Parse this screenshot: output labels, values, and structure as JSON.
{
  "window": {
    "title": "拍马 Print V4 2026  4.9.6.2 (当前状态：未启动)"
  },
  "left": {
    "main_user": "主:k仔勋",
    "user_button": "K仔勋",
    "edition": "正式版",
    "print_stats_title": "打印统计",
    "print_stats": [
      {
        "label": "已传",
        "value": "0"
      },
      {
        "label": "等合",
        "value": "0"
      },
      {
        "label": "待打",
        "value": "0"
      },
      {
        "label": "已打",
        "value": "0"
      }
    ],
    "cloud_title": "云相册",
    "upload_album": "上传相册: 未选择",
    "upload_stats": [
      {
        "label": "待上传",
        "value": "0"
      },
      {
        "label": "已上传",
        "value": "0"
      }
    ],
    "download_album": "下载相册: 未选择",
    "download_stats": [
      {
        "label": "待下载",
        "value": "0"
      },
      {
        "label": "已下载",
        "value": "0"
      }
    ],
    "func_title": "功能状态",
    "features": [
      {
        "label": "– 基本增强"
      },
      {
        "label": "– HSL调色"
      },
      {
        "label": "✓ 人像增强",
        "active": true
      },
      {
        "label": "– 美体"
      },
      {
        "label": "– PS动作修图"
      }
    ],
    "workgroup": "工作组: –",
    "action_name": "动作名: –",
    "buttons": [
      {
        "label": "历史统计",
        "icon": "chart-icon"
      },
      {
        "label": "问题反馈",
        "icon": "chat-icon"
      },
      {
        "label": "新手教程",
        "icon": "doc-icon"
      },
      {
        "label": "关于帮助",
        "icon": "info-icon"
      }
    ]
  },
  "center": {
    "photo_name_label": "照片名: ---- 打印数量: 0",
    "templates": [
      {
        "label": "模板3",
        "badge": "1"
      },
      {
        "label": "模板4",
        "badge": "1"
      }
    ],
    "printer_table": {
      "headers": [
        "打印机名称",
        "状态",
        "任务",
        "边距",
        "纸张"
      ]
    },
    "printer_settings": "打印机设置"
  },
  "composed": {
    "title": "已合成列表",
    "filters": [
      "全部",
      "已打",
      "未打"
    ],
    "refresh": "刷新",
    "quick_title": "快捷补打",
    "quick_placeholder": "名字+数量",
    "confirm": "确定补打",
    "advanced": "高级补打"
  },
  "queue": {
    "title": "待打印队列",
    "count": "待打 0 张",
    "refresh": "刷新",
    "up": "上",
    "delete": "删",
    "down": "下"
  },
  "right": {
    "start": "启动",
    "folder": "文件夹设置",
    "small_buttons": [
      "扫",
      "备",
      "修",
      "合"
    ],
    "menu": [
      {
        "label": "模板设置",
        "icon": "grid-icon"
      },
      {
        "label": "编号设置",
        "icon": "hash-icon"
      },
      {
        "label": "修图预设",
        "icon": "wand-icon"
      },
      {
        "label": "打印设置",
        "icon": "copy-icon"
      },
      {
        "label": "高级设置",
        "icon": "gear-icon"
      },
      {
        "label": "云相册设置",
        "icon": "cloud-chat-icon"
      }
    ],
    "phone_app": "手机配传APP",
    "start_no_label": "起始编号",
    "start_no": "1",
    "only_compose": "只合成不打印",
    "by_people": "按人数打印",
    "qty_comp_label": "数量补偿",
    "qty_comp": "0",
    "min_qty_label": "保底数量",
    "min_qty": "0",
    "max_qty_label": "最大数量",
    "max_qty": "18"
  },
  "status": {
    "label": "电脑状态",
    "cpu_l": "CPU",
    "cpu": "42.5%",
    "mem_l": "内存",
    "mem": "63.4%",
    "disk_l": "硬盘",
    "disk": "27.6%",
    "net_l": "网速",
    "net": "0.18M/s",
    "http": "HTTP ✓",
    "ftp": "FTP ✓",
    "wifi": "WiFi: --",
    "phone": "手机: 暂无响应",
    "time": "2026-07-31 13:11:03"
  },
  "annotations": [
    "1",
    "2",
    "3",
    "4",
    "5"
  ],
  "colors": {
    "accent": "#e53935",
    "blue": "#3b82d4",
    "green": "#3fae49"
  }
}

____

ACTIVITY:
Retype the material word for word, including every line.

RESPONSE FOR THIS EXERCISE:
Parse this screenshot: output labels, values, and structure as JSON.
{
  "window": {
    "title": "拍马 Print V4 2026  4.9.6.2 (当前状态：未启动)"
  },
  "left": {
    "main_user": "主:k仔勋",
    "user_button": "K仔勋",
    "edition": "正式版",
    "print_stats_title": "打印统计",
    "print_stats": [
      {
        "label": "已传",
        "value": "0"
      },
      {
        "label": "等合",
        "value": "0"
      },
      {
        "label": "待打",
        "value": "0"
      },
      {
        "label": "已打",
        "value": "0"
      }
    ],
    "cloud_title": "云相册",
    "upload_album": "上传相册: 未选择",
    "upload_stats": [
      {
        "label": "待上传",
        "value": "0"
      },
      {
        "label": "已上传",
        "value": "0"
      }
    ],
    "download_album": "下载相册: 未选择",
    "download_stats": [
      {
        "label": "待下载",
        "value": "0"
      },
      {
        "label": "已下载",
        "value": "0"
      }
    ],
    "func_title": "功能状态",
    "features": [
      {
        "label": "– 基本增强"
      },
      {
        "label": "– HSL调色"
      },
      {
        "label": "✓ 人像增强",
        "active": true
      },
      {
        "label": "– 美体"
      },
      {
        "label": "– PS动作修图"
      }
    ],
    "workgroup": "工作组: –",
    "action_name": "动作名: –",
    "buttons": [
      {
        "label": "历史统计",
        "icon": "chart-icon"
      },
      {
        "label": "问题反馈",
        "icon": "chat-icon"
      },
      {
        "label": "新手教程",
        "icon": "doc-icon"
      },
      {
        "label": "关于帮助",
        "icon": "info-icon"
      }
    ]
  },
  "center": {
    "photo_name_label": "照片名: ---- 打印数量: 0",
    "templates": [
      {
        "label": "模板3",
        "badge": "1"
      },
      {
        "label": "模板4",
        "badge": "1"
      }
    ],
    "printer_table": {
      "headers": [
        "打印机名称",
        "状态",
        "任务",
        "边距",
        "纸张"
      ]
    },
    "printer_settings": "打印机设置"
  },
  "composed": {
    "title": "已合成列表",
    "filters": [
      "全部",
      "已打",
      "未打"
    ],
    "refresh": "刷新",
    "quick_title": "快捷补打",
    "quick_placeholder": "名字+数量",
    "confirm": "确定补打",
    "advanced": "高级补打"
  },
  "queue": {
    "title": "待打印队列",
    "count": "待打 0 张",
    "refresh": "刷新",
    "up": "上",
    "delete": "删",
    "down": "下"
  },
  "right": {
    "start": "启动",
    "folder": "文件夹设置",
    "small_buttons": [
      "扫",
      "备",
      "修",
      "合"
    ],
    "menu": [
      {
        "label": "模板设置",
        "icon": "grid-icon"
      },
      {
        "label": "编号设置",
        "icon": "hash-icon"
      },
      {
        "label": "修图预设",
        "icon": "wand-icon"
      },
      {
        "label": "打印设置",
        "icon": "copy-icon"
      },
      {
        "label": "高级设置",
        "icon": "gear-icon"
      },
      {
        "label": "云相册设置",
        "icon": "cloud-chat-icon"
      }
    ],
    "phone_app": "手机配传APP",
    "start_no_label": "起始编号",
    "start_no": "1",
    "only_compose": "只合成不打印",
    "by_people": "按人数打印",
    "qty_comp_label": "数量补偿",
    "qty_comp": "0",
    "min_qty_label": "保底数量",
    "min_qty": "0",
    "max_qty_label": "最大数量",
    "max_qty": "18"
  },
  "status": {
    "label": "电脑状态",
    "cpu_l": "CPU",
    "cpu": "42.5%",
    "mem_l": "内存",
    "mem": "63.4%",
    "disk_l": "硬盘",
    "disk": "27.6%",
    "net_l": "网速",
    "net": "0.18M/s",
    "http": "HTTP ✓",
    "ftp": "FTP ✓",
    "wifi": "WiFi: --",
    "phone": "手机: 暂无响应",
    "time": "2026-07-31 13:11:03"
  },
  "annotations": [
    "1",
    "2",
    "3",
    "4",
    "5"
  ],
  "colors": {
    "accent": "#e53935",
    "blue": "#3b82d4",
    "green": "#3fae49"
  }
}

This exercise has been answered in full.